- **What you have to do**
Retype the entries. Match them exactly.

- **Records shown**
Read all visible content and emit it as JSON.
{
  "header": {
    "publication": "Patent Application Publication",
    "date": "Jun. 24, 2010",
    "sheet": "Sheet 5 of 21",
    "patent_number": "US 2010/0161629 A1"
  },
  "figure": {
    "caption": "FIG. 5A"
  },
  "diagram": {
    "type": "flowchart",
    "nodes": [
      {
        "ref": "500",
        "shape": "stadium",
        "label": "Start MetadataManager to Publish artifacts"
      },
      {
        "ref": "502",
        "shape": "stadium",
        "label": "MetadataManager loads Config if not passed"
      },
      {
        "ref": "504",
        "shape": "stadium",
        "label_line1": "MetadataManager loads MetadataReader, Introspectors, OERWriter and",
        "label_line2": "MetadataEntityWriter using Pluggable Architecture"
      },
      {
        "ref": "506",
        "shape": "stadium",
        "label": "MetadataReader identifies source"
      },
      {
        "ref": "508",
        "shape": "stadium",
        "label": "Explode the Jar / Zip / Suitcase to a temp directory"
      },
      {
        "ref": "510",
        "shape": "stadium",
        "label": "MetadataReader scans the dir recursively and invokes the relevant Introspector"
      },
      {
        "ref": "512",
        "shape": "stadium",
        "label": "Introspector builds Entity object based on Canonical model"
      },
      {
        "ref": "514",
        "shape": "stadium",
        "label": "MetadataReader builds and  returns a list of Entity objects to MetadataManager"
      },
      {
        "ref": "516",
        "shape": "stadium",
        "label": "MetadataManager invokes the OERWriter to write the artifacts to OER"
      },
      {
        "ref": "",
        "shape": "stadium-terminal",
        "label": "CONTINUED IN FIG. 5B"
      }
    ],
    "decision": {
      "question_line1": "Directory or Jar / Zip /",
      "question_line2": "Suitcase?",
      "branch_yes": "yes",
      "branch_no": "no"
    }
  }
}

- **Result of the task**
Read all visible content and emit it as JSON.
{
  "header": {
    "publication": "Patent Application Publication",
    "date": "Jun. 24, 2010",
    "sheet": "Sheet 5 of 21",
    "patent_number": "US 2010/0161629 A1"
  },
  "figure": {
    "caption": "FIG. 5A"
  },
  "diagram": {
    "type": "flowchart",
    "nodes": [
      {
        "ref": "500",
        "shape": "stadium",
        "label": "Start MetadataManager to Publish artifacts"
      },
      {
        "ref": "502",
        "shape": "stadium",
        "label": "MetadataManager loads Config if not passed"
      },
      {
        "ref": "504",
        "shape": "stadium",
        "label_line1": "MetadataManager loads MetadataReader, Introspectors, OERWriter and",
        "label_line2": "MetadataEntityWriter using Pluggable Architecture"
      },
      {
        "ref": "506",
        "shape": "stadium",
        "label": "MetadataReader identifies source"
      },
      {
        "ref": "508",
        "shape": "stadium",
        "label": "Explode the Jar / Zip / Suitcase to a temp directory"
      },
      {
        "ref": "510",
        "shape": "stadium",
        "label": "MetadataReader scans the dir recursively and invokes the relevant Introspector"
      },
      {
        "ref": "512",
        "shape": "stadium",
        "label": "Introspector builds Entity object based on Canonical model"
      },
      {
        "ref": "514",
        "shape": "stadium",
        "label": "MetadataReader builds and  returns a list of Entity objects to MetadataManager"
      },
      {
        "ref": "516",
        "shape": "stadium",
        "label": "MetadataManager invokes the OERWriter to write the artifacts to OER"
      },
      {
        "ref": "",
        "shape": "stadium-terminal",
        "label": "CONTINUED IN FIG. 5B"
      }
    ],
    "decision": {
      "question_line1": "Directory or Jar / Zip /",
      "question_line2": "Suitcase?",
      "branch_yes": "yes",
      "branch_no": "no"
    }
  }
}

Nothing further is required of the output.